> [INFORMATION PROVIDED]
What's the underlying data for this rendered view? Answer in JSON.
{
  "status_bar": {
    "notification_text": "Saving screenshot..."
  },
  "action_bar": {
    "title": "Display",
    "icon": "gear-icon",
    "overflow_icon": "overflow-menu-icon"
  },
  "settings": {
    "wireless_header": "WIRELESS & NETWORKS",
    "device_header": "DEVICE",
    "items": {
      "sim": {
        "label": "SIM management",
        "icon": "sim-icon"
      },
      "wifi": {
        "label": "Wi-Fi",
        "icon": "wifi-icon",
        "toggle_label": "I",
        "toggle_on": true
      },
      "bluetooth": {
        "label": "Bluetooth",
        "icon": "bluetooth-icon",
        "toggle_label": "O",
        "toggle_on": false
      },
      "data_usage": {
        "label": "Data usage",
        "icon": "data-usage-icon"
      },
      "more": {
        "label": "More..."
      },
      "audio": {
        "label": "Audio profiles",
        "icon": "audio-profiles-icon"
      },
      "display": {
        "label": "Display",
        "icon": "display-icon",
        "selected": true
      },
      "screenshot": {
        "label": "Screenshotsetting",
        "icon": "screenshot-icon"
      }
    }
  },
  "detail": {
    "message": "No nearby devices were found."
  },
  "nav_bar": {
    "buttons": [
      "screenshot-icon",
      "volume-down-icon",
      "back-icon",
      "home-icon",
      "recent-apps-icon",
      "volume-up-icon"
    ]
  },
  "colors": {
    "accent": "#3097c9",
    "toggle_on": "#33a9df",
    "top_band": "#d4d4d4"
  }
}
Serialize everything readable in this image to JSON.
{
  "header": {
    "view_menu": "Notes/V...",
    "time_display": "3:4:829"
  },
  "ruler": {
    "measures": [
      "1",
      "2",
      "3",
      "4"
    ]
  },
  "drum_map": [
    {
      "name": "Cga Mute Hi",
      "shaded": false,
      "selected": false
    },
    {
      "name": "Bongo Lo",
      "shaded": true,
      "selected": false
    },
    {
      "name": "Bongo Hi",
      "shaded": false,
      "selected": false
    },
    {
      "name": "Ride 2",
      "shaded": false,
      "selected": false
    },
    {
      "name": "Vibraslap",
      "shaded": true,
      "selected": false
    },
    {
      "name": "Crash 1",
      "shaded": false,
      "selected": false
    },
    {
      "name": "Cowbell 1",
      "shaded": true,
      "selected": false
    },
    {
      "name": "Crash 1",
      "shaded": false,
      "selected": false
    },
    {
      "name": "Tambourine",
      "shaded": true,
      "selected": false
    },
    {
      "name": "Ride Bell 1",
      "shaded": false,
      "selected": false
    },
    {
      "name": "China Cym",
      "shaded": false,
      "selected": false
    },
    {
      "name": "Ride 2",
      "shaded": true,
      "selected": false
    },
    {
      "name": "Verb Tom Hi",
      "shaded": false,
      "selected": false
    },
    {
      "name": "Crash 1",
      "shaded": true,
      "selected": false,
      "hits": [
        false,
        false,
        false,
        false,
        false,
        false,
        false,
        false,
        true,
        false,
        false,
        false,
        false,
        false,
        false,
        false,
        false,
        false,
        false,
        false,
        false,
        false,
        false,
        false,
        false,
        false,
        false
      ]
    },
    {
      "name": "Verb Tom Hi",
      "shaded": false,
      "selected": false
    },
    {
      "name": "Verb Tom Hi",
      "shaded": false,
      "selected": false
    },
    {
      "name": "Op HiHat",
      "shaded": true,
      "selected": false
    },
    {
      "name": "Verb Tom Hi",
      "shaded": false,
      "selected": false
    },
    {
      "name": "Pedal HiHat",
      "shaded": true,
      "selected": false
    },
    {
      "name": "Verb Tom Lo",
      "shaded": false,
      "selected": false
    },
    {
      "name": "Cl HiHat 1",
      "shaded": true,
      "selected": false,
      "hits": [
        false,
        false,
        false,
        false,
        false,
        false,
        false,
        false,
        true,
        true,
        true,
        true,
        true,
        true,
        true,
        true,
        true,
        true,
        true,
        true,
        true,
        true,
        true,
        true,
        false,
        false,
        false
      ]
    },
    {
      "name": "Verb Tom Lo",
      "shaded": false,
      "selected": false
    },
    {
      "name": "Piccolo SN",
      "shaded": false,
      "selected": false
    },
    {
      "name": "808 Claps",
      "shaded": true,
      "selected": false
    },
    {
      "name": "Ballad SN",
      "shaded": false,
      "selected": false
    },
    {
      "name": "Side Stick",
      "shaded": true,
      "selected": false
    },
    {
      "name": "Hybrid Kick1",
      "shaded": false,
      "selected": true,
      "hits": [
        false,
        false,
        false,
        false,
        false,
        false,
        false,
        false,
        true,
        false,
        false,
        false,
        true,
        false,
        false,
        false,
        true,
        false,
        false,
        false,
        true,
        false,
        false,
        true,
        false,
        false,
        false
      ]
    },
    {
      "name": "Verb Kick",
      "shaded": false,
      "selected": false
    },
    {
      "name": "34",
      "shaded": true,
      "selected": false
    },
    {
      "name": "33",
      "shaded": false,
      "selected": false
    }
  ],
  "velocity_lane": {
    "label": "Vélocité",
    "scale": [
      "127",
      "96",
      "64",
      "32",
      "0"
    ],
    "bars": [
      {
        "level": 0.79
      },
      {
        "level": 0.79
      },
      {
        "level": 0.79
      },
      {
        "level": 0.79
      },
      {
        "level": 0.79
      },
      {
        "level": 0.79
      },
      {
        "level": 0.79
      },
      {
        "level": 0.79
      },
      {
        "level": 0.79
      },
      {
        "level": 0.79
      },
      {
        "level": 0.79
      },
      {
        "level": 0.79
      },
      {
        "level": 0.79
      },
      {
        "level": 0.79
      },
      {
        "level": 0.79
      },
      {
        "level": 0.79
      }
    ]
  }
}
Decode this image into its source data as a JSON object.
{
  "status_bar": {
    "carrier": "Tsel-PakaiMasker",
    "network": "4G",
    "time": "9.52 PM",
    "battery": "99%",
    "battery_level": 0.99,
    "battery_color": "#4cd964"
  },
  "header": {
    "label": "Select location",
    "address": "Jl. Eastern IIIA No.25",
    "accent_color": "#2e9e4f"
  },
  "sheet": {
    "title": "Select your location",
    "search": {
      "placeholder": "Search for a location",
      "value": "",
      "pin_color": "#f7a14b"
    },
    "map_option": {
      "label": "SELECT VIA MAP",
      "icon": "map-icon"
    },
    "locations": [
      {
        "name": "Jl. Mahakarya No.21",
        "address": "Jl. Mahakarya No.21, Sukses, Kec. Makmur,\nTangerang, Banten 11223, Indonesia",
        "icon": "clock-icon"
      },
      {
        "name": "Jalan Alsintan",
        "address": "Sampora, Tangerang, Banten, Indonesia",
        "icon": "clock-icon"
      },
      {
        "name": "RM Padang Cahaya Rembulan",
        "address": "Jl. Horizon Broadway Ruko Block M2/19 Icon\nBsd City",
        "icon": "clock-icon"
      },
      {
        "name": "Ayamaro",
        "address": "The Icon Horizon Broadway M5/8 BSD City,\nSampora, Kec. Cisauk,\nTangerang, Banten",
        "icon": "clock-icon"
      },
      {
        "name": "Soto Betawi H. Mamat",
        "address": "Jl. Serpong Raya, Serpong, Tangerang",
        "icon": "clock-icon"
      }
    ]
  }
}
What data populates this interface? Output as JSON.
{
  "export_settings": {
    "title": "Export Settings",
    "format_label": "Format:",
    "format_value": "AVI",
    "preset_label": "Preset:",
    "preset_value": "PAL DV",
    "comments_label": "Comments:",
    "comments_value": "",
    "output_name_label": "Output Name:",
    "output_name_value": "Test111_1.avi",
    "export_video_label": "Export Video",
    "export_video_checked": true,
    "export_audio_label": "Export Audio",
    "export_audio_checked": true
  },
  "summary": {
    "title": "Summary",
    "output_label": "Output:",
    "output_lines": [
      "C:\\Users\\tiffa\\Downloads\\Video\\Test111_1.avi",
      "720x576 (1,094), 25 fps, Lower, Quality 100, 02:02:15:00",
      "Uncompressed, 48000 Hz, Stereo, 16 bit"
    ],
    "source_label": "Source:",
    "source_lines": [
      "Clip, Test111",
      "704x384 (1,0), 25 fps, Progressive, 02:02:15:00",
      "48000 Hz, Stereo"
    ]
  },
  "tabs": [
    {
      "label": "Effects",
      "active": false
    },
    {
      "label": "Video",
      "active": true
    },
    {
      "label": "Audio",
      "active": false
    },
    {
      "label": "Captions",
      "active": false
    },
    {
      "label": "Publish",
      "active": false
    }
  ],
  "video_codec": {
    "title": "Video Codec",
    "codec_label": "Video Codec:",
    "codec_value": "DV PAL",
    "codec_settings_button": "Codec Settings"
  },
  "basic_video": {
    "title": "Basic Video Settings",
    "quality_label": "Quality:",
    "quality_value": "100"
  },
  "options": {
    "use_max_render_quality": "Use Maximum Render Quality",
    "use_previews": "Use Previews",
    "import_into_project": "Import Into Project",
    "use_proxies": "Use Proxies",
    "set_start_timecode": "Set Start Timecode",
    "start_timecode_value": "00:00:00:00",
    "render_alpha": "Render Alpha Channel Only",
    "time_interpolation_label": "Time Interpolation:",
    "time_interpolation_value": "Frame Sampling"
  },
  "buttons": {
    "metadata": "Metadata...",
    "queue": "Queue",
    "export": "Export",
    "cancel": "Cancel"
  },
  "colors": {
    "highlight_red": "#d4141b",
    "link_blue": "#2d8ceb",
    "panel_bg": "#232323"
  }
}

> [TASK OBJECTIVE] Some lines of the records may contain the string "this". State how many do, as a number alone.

> [FINISHED EXERCISE] 4